◆ RECORDS SHOWN
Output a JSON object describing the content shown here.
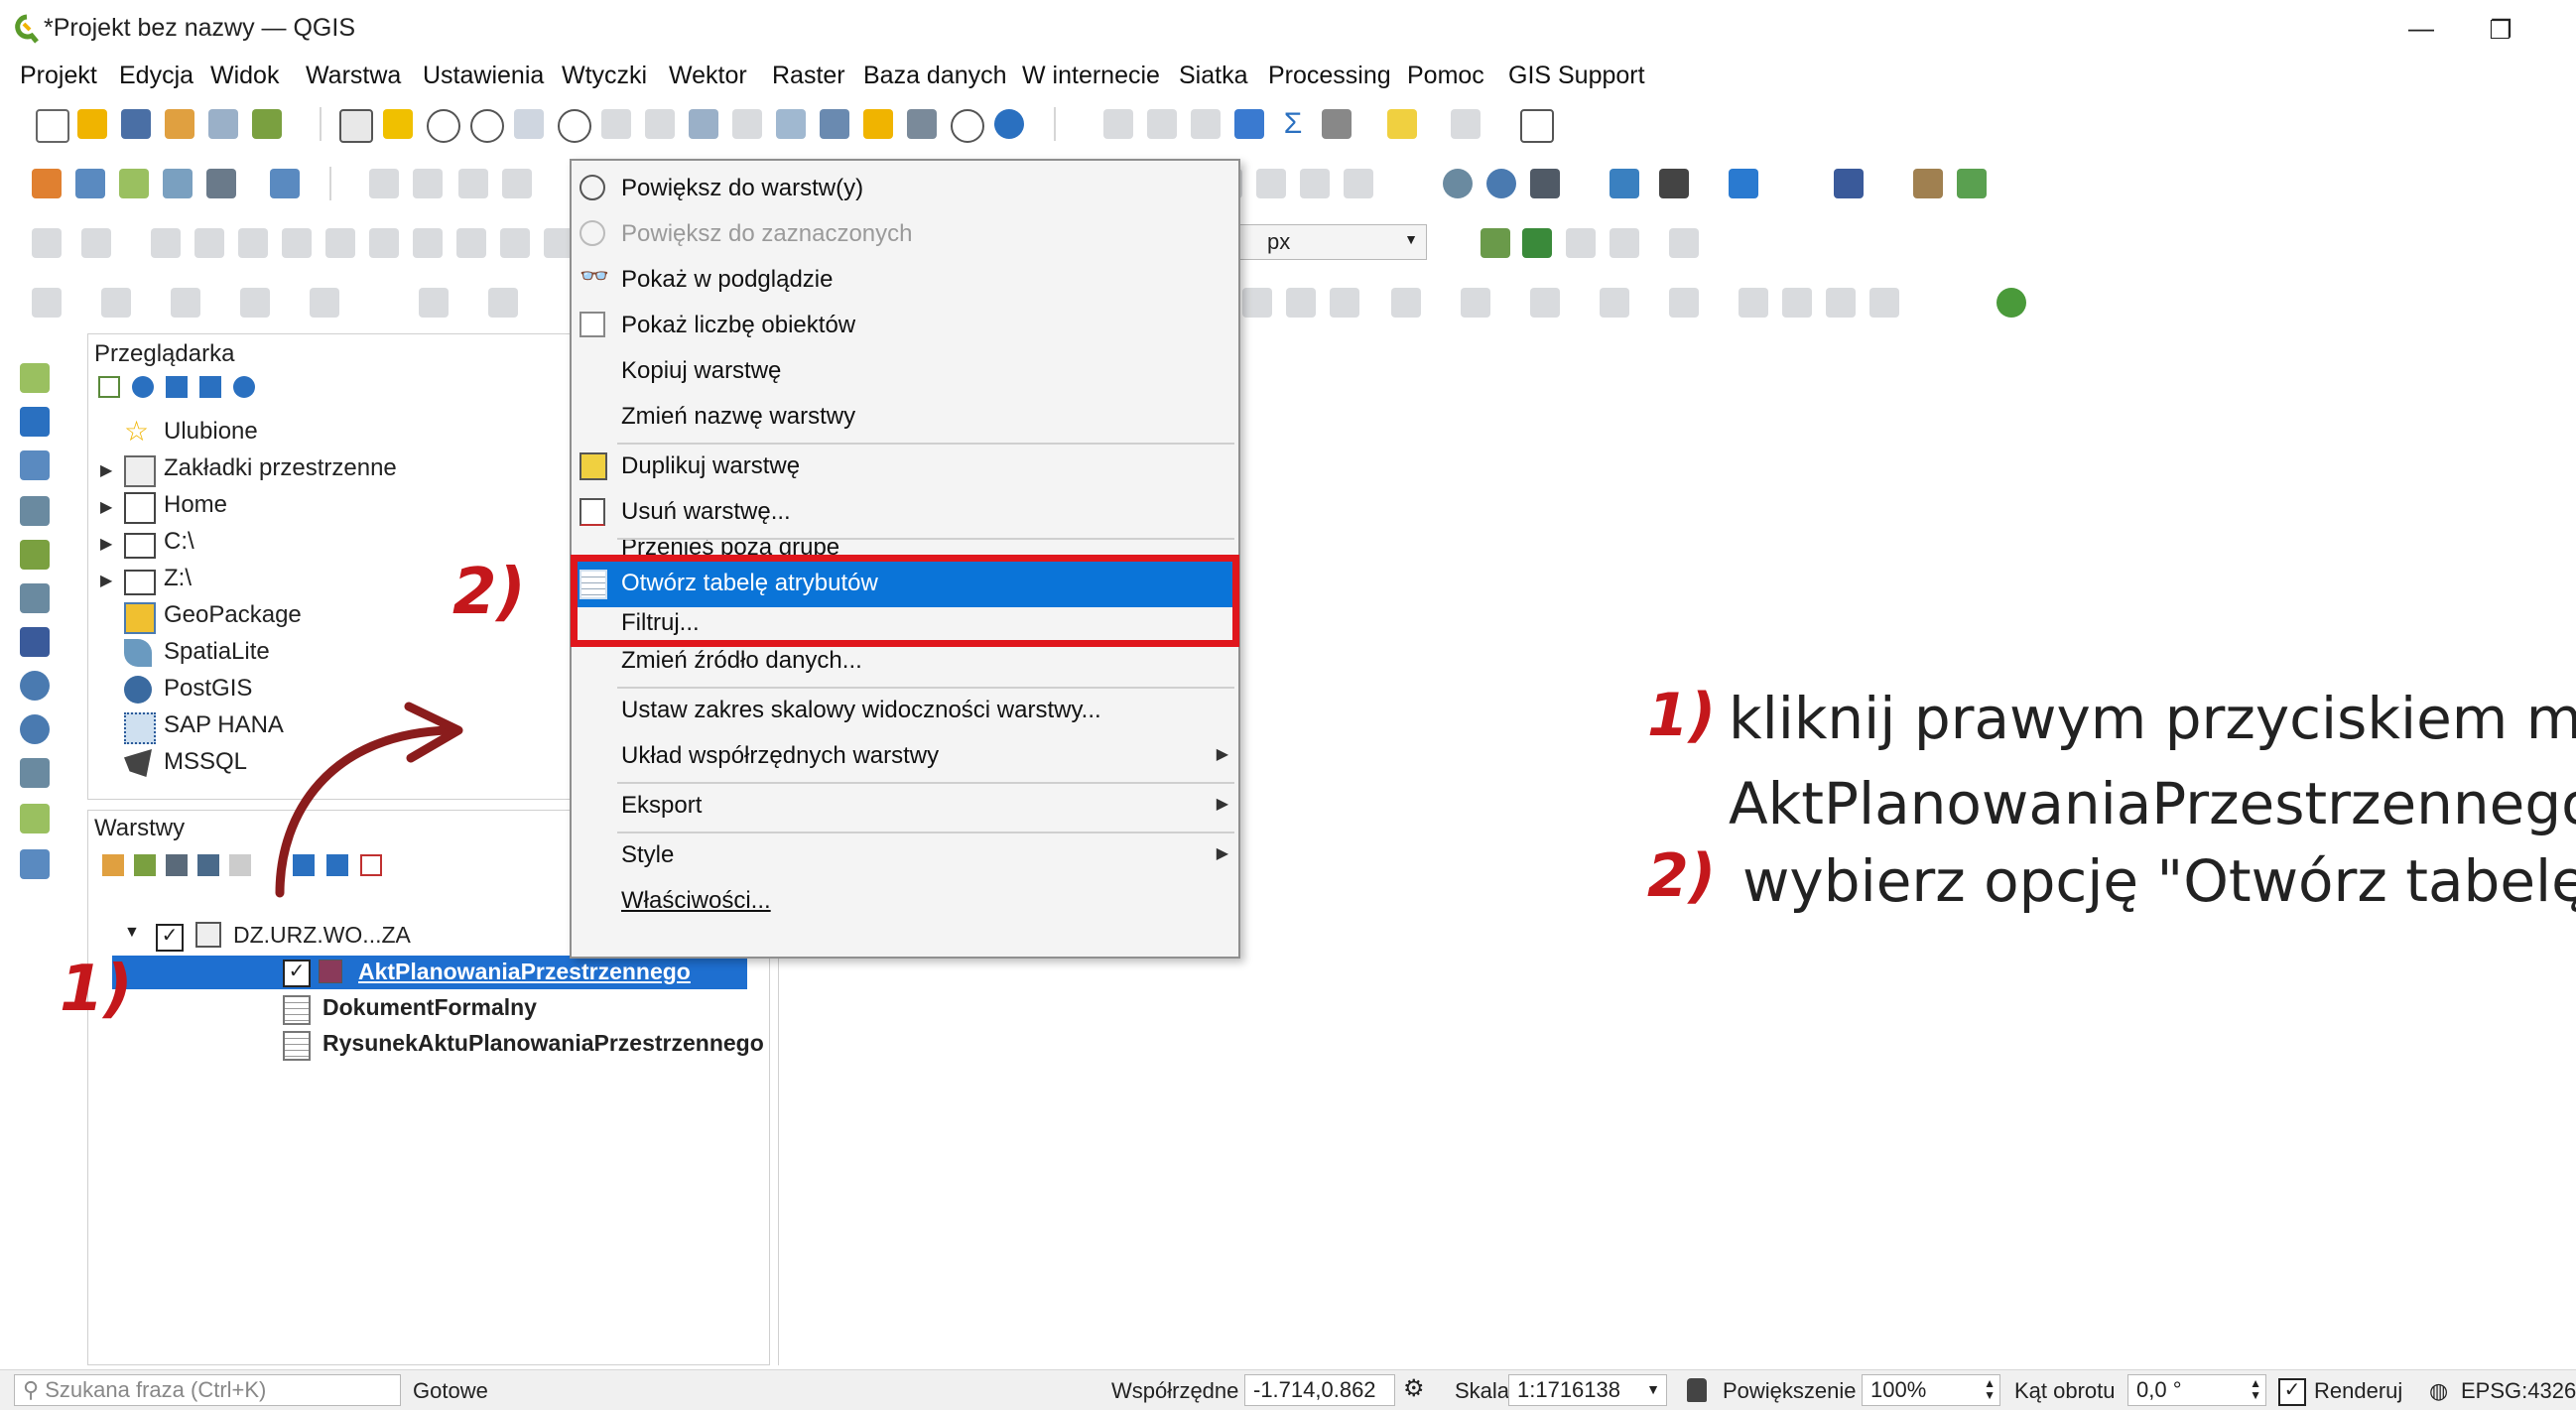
{
  "window": {
    "title": "*Projekt bez nazwy — QGIS",
    "minimize": "—",
    "maximize": "❐"
  },
  "menu": [
    "Projekt",
    "Edycja",
    "Widok",
    "Warstwa",
    "Ustawienia",
    "Wtyczki",
    "Wektor",
    "Raster",
    "Baza danych",
    "W internecie",
    "Siatka",
    "Processing",
    "Pomoc",
    "GIS Support"
  ],
  "toolbar": {
    "units_value": "px"
  },
  "browser": {
    "title": "Przeglądarka",
    "items": [
      {
        "label": "Ulubione",
        "icon": "star-icon",
        "expandable": false
      },
      {
        "label": "Zakładki przestrzenne",
        "icon": "bookmarks-icon",
        "expandable": true
      },
      {
        "label": "Home",
        "icon": "home-icon",
        "expandable": true
      },
      {
        "label": "C:\\",
        "icon": "folder-icon",
        "expandable": true
      },
      {
        "label": "Z:\\",
        "icon": "folder-icon",
        "expandable": true
      },
      {
        "label": "GeoPackage",
        "icon": "geopackage-icon",
        "expandable": false
      },
      {
        "label": "SpatiaLite",
        "icon": "spatialite-icon",
        "expandable": false
      },
      {
        "label": "PostGIS",
        "icon": "postgis-icon",
        "expandable": false
      },
      {
        "label": "SAP HANA",
        "icon": "sap-hana-icon",
        "expandable": false
      },
      {
        "label": "MSSQL",
        "icon": "mssql-icon",
        "expandable": false
      }
    ]
  },
  "layers": {
    "title": "Warstwy",
    "group": "DZ.URZ.WO...ZA",
    "items": [
      {
        "label": "AktPlanowaniaPrzestrzennego",
        "selected": true
      },
      {
        "label": "DokumentFormalny",
        "selected": false
      },
      {
        "label": "RysunekAktuPlanowaniaPrzestrzennego",
        "selected": false
      }
    ]
  },
  "context_menu": {
    "items": [
      {
        "label": "Powiększ do warstw(y)",
        "icon": "zoom-layer-icon",
        "disabled": false
      },
      {
        "label": "Powiększ do zaznaczonych",
        "icon": "zoom-selected-icon",
        "disabled": true
      },
      {
        "label": "Pokaż w podglądzie",
        "icon": "overview-icon",
        "disabled": false
      },
      {
        "label": "Pokaż liczbę obiektów",
        "icon": "checkbox-icon",
        "disabled": false
      },
      {
        "label": "Kopiuj warstwę",
        "icon": "",
        "disabled": false
      },
      {
        "label": "Zmień nazwę warstwy",
        "icon": "",
        "disabled": false
      },
      {
        "label": "Duplikuj warstwę",
        "icon": "duplicate-icon",
        "disabled": false
      },
      {
        "label": "Usuń warstwę...",
        "icon": "remove-layer-icon",
        "disabled": false
      },
      {
        "label": "Przenieś poza grupę",
        "icon": "",
        "disabled": false
      },
      {
        "label": "Otwórz tabelę atrybutów",
        "icon": "attribute-table-icon",
        "disabled": false,
        "selected": true
      },
      {
        "label": "Filtruj...",
        "icon": "",
        "disabled": false
      },
      {
        "label": "Zmień źródło danych...",
        "icon": "",
        "disabled": false
      },
      {
        "label": "Ustaw zakres skalowy widoczności warstwy...",
        "icon": "",
        "disabled": false
      },
      {
        "label": "Układ współrzędnych warstwy",
        "icon": "",
        "disabled": false,
        "submenu": true
      },
      {
        "label": "Eksport",
        "icon": "",
        "disabled": false,
        "submenu": true
      },
      {
        "label": "Style",
        "icon": "",
        "disabled": false,
        "submenu": true
      },
      {
        "label": "Właściwości...",
        "icon": "",
        "disabled": false
      }
    ]
  },
  "statusbar": {
    "search_placeholder": "Szukana fraza (Ctrl+K)",
    "status": "Gotowe",
    "coords_label": "Współrzędne",
    "coords_value": "-1.714,0.862",
    "scale_label": "Skala",
    "scale_value": "1:1716138",
    "magnify_label": "Powiększenie",
    "magnify_value": "100%",
    "rotation_label": "Kąt obrotu",
    "rotation_value": "0,0 °",
    "render_label": "Renderuj",
    "crs": "EPSG:4326"
  },
  "annotations": {
    "step1_num": "1)",
    "step2_num": "2)",
    "line1": "kliknij prawym przyciskiem my",
    "line2": "AktPlanowaniaPrzestrzennego",
    "line3": "wybierz opcję \"Otwórz tabelę"
  },
  "colors": {
    "accent_red": "#c4171b",
    "highlight_red": "#e0161c",
    "selection_blue": "#0a74d8",
    "layer_selection": "#1e6fd0"
  }
}
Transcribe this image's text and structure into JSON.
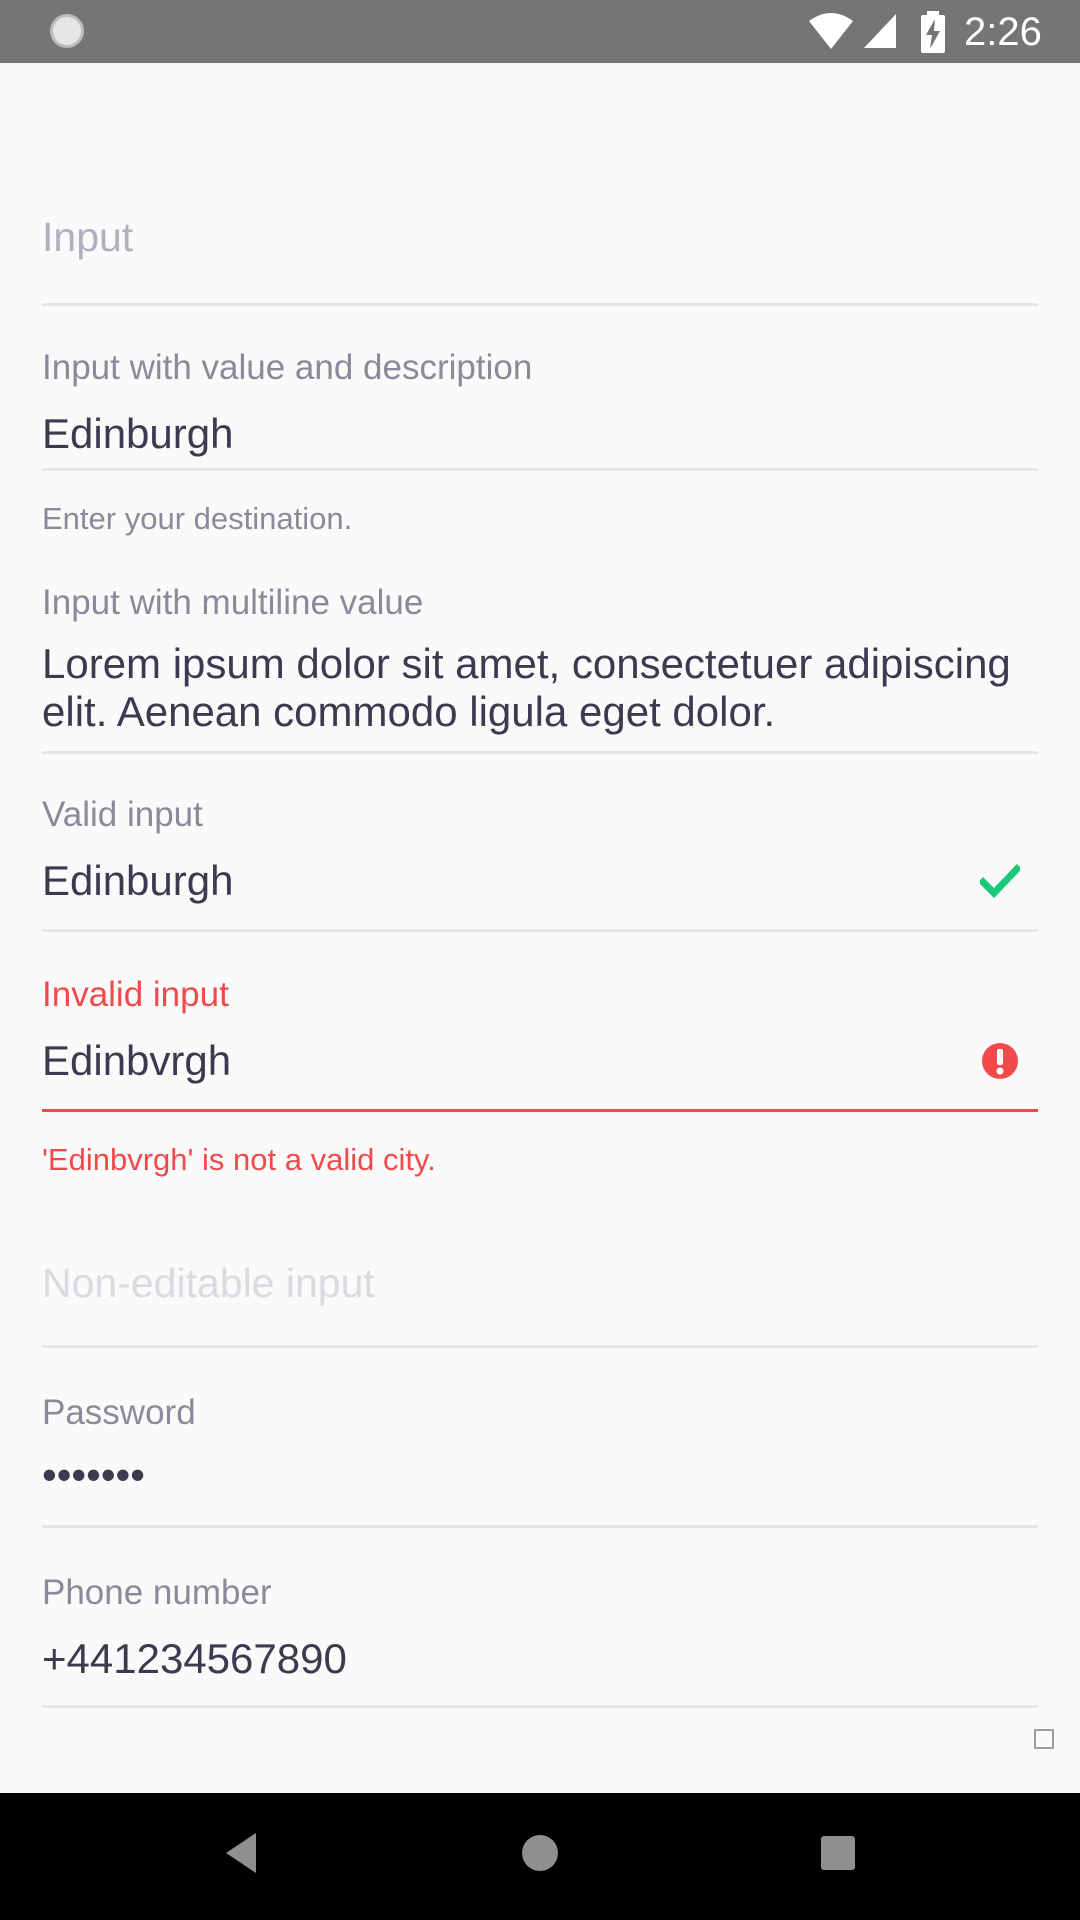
{
  "status_bar": {
    "time": "2:26",
    "icons": [
      "loader-icon",
      "wifi-icon",
      "signal-icon",
      "battery-charging-icon"
    ]
  },
  "fields": {
    "input": {
      "placeholder": "Input"
    },
    "destination": {
      "label": "Input with value and description",
      "value": "Edinburgh",
      "description": "Enter your destination."
    },
    "multiline": {
      "label": "Input with multiline value",
      "value": "Lorem ipsum dolor sit amet, consectetuer adipiscing elit. Aenean commodo ligula eget dolor."
    },
    "valid": {
      "label": "Valid input",
      "value": "Edinburgh",
      "icon": "checkmark-icon"
    },
    "invalid": {
      "label": "Invalid input",
      "value": "Edinbvrgh",
      "error": "'Edinbvrgh' is not a valid city.",
      "icon": "error-icon"
    },
    "non_editable": {
      "placeholder": "Non-editable input"
    },
    "password": {
      "label": "Password",
      "value": "•••••••"
    },
    "phone": {
      "label": "Phone number",
      "value": "+441234567890"
    }
  },
  "colors": {
    "background": "#fafafb",
    "text": "#3d3a4f",
    "label": "#8c8a9a",
    "placeholder": "#b2b0bf",
    "disabled": "#dadae0",
    "divider": "#e5e5ea",
    "error": "#f24a4a",
    "valid": "#19c978",
    "status_bar": "#757575",
    "nav_bar": "#000000"
  },
  "nav_bar": {
    "buttons": [
      "back-icon",
      "home-icon",
      "recents-icon"
    ]
  }
}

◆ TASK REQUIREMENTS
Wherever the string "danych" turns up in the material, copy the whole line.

◆ WRITTEN REPLY
    "Baza danych",
        "label": "Zmień źródło danych...",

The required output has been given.